BRIEF.
Determine the number of lines in these entries that hold the word "digit". Give the number and nothing more.

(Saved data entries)

================

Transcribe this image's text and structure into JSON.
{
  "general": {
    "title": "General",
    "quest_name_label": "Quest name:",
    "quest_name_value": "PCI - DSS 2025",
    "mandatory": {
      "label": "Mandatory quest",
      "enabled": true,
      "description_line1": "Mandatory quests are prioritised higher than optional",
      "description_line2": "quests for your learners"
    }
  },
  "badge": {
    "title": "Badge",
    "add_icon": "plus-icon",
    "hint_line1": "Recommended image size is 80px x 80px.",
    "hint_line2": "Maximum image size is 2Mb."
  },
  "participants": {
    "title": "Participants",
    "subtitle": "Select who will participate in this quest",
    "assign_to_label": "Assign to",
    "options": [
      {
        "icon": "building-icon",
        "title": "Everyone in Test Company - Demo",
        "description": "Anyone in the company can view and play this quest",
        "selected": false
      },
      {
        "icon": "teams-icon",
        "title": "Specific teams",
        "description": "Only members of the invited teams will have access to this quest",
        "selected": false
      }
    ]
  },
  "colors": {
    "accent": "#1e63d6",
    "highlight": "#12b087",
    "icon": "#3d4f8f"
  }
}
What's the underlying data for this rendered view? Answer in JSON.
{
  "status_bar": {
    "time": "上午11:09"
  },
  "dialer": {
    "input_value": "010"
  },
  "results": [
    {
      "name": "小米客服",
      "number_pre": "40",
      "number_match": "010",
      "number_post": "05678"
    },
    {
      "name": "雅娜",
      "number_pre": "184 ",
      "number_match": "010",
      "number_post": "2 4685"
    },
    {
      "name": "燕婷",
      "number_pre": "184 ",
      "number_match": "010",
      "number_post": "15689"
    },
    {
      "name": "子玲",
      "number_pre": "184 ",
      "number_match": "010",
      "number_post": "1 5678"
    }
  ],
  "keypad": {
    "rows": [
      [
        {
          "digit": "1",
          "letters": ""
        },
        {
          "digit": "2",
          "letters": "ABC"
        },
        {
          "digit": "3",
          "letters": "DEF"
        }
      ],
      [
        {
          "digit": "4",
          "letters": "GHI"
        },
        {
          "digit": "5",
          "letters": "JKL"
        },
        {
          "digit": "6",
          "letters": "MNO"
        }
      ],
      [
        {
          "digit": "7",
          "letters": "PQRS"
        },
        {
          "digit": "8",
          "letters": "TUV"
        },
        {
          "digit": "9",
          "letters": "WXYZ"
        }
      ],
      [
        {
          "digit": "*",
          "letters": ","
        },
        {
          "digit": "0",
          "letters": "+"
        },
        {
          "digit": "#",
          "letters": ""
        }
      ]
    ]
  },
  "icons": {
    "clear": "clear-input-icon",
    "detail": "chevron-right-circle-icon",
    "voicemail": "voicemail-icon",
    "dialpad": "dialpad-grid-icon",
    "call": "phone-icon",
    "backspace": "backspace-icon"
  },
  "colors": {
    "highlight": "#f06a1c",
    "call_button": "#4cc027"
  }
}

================

EXERCISE ANSWER.
12